Linda Brooks | EurekAlert!
Unique brain 'fingerprint' can predict drug effectiveness
11.07.2018 | McGill University
Direct conversion of non-neuronal cells into nerve cells
03.07.2018 | Universitätsmedizin der Johannes Gutenberg-Universität Mainz
For the first time ever, scientists have determined the cosmic origin of highest-energy neutrinos. A research group led by IceCube scientist Elisa Resconi, spokesperson of the Collaborative Research Center SFB1258 at the Technical University of Munich (TUM), provides an important piece of evidence that the particles detected by the IceCube neutrino telescope at the South Pole originate from a galaxy four billion light-years away from Earth.
To rule out other origins with certainty, the team led by neutrino physicist Elisa Resconi from the Technical University of Munich and multi-wavelength...
For the first time a team of researchers have discovered two different phases of magnetic skyrmions in a single material. Physicists of the Technical Universities of Munich and Dresden and the University of Cologne can now better study and understand the properties of these magnetic structures, which are important for both basic research and applications.
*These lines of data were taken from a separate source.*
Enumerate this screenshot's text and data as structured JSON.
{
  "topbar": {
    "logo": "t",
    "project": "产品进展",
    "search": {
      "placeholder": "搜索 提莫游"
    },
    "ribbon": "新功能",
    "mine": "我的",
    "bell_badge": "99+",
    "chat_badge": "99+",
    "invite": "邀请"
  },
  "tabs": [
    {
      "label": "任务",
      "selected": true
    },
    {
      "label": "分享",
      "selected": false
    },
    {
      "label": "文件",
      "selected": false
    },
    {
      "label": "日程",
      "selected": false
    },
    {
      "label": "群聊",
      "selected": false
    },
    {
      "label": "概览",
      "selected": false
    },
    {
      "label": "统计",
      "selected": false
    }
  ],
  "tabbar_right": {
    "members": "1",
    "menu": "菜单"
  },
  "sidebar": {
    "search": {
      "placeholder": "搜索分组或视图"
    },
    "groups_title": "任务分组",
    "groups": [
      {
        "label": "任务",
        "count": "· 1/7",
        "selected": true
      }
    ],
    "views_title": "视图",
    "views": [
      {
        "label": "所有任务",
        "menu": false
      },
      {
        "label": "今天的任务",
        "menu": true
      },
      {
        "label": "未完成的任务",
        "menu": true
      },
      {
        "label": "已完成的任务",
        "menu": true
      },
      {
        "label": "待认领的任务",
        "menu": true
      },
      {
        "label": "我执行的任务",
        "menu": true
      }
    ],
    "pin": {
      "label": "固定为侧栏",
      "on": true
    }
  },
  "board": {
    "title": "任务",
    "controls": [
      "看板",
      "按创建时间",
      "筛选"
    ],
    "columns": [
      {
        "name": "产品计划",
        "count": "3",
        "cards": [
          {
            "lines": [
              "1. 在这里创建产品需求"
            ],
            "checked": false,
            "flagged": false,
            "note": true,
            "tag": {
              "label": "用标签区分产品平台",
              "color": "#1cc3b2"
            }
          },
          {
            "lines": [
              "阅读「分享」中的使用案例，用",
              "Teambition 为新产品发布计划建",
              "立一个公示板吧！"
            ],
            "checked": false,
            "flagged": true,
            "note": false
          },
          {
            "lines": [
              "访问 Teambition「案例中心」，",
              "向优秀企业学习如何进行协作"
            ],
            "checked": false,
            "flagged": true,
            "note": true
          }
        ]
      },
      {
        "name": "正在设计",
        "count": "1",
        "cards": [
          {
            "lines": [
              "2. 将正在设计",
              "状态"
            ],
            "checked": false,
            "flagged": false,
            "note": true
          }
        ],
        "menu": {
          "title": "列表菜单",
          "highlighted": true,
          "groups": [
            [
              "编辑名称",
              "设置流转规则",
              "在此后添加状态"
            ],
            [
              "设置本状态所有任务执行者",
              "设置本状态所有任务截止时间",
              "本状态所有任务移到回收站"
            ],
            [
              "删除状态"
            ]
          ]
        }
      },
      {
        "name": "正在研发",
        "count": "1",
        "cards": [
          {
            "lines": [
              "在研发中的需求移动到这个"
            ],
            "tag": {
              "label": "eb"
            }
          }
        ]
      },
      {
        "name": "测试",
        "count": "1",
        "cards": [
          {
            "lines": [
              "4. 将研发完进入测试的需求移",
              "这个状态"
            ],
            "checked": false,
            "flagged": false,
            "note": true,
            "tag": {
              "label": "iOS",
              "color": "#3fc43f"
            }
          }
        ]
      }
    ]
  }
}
Whirlpools are an everyday experience in a bath tub: When the water is drained a circular vortex is formed. Typically, such whirls are rather stable. Similar...
Physicists working with Roland Wester at the University of Innsbruck have investigated if and how chemical reactions can be influenced by targeted vibrational excitation of the reactants. They were able to demonstrate that excitation with a laser beam does not affect the efficiency of a chemical exchange reaction and that the excited molecular group acts only as a spectator in the reaction.
A frequently used reaction in organic chemistry is nucleophilic substitution. It plays, for example, an important role in in the synthesis of new chemical...
Optical spectroscopy allows investigating the energy structure and dynamic properties of complex quantum systems. Researchers from the University of Würzburg present two new approaches of coherent two-dimensional spectroscopy.
"Put an excitation into the system and observe how it evolves." According to physicist Professor Tobias Brixner, this is the credo of optical spectroscopy....
Ultra-short, high-intensity X-ray flashes open the door to the foundations of chemical reactions. Free-electron lasers generate these kinds of pulses, but there is a catch: the pulses vary in duration and energy. An international research team has now presented a solution: Using a ring of 16 detectors and a circularly polarized laser beam, they can determine both factors with attosecond accuracy.
Free-electron lasers (FELs) generate extremely short and intense X-ray flashes. Researchers can use these flashes to resolve structures with diameters on the...
13.07.2018 | Event News
12.07.2018 | Event News
03.07.2018 | Event News
16.07.2018 | Physics and Astronomy
16.07.2018 | Transportation and Logistics
16.07.2018 | Agricultural and Forestry Science